Watson has hopes to take Grey Wolf to Sweden, Norway and Svalbard to spend more time spotting polar bears. “There is just no other experience like it,” he says. “They look at you on the boat about 15 metres away, and you can almost see them rubbing their tummies and thinking ‘Yum, yum, if I could get across there that would be a nice meal.’ I’m glad I am on a boat that; if they could make it across, which is unlikely, you could lock the doors and they wouldn’t be able to get in.” The yacht will also be available for charter as Watson enjoys introducing others to these icy climes. “I tend to rely on the captain to do more on the charter side,” Watson explains. “I do often go as the first mate though. I try and keep it a secret that I’m actually the owner, but they tend to inevitably discover it in the end.”

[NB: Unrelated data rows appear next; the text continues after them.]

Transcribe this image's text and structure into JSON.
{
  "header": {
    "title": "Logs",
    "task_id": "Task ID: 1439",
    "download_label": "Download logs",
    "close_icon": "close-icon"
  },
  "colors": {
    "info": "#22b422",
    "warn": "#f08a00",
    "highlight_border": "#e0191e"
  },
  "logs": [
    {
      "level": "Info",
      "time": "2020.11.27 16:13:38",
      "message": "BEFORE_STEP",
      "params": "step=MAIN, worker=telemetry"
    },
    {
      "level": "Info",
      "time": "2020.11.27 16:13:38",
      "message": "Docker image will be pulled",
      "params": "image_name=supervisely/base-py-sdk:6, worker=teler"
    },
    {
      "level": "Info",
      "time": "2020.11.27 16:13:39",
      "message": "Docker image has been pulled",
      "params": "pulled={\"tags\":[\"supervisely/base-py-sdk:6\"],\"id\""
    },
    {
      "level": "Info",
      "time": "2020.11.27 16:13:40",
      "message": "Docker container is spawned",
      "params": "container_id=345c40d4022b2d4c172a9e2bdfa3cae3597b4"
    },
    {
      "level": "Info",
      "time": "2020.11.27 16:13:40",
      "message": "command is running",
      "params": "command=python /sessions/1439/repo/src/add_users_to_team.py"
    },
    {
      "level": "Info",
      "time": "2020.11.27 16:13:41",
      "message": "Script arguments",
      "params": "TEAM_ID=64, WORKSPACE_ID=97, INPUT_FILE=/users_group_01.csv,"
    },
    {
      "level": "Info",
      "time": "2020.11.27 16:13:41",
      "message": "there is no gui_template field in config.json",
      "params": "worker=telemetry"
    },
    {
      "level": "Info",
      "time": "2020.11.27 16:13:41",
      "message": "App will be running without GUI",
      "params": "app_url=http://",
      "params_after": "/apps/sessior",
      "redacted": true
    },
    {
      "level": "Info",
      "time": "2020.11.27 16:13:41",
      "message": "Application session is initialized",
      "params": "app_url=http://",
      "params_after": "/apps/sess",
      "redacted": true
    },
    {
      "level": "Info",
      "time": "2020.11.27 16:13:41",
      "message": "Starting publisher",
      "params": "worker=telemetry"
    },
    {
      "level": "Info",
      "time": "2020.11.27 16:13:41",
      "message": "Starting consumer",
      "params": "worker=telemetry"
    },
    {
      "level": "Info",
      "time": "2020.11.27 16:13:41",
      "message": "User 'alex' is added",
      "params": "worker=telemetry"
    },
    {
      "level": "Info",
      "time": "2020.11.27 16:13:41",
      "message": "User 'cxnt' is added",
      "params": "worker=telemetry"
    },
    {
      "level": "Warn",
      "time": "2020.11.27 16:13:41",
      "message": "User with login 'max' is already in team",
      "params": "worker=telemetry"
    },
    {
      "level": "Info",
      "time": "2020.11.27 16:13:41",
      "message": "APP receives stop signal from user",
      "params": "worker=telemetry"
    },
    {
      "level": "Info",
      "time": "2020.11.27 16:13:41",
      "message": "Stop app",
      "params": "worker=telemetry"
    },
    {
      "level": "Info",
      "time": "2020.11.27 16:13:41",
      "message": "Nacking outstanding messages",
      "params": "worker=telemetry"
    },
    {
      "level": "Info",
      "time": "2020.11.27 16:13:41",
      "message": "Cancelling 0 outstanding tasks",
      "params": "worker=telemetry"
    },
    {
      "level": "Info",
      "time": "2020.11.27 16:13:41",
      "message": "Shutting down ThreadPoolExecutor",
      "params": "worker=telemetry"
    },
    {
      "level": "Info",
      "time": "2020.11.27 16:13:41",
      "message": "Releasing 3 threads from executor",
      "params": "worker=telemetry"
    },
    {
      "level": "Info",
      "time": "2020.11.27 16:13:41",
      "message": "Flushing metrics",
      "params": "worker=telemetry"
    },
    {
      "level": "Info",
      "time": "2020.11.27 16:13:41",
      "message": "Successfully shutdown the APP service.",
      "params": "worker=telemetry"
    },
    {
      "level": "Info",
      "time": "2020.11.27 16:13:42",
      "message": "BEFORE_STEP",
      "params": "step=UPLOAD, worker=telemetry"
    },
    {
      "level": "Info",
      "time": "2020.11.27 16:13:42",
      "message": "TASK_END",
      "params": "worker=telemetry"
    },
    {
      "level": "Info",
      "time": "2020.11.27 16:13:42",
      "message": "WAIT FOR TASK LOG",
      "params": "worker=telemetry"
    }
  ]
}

Watson’s other “hobby”, which he is hoping to return to shortly, is doing stints of relief work on larger superyachts. “When I qualified with my 3,000 ticket I was desperate to go off on trips so I brought a few superyachts across the Atlantic as a relief watch officer,” he explains. “It’s nice – because of my age, nobody sees me as a threat to their career. I’m normally older than the captain, so they tend to spend time talking to me about their problems. I love helping the youngsters out.”
Watson will soon have another youngster to help with as his first grandchild is due imminently, but he has also started a new business venture, creating one-stop clinics for musculoskeletal (MSK) injuries. “It’s about being able to have a doctor, physio and any imaging – X-ray, ultrasound and MRI – you might need all on one site,” he explains. “So, we can take someone with an injury and either get them set up with rehab or to the point where they need to go hospital for an operation.” With Covid-19 causing so much stress to the NHS this is something Watson believes is going to become increasingly valuable. “Unfortunately, the NHS is going take a number of years to recover from Covid. MSK has always been the poor relation because it doesn’t kill people, so therefore it is not treated as a priority.”
With so much going on I can’t help but wonder whether Watson fancies just being served a cold beverage by a smiling crewmember like most superyacht owners? “Well I do have a captain and sometimes I like being away with my friends and saying ‘I’m not playing today unless you really have a problem,’” he admits. “But, for me, I can’t enjoy a piece of technical engineering without understanding how it works. Plus, I love taking people to places they couldn’t go to and sharing wonderful things with them.”
Grey Wolf is available for charter with West Nautical from €58,000 per week.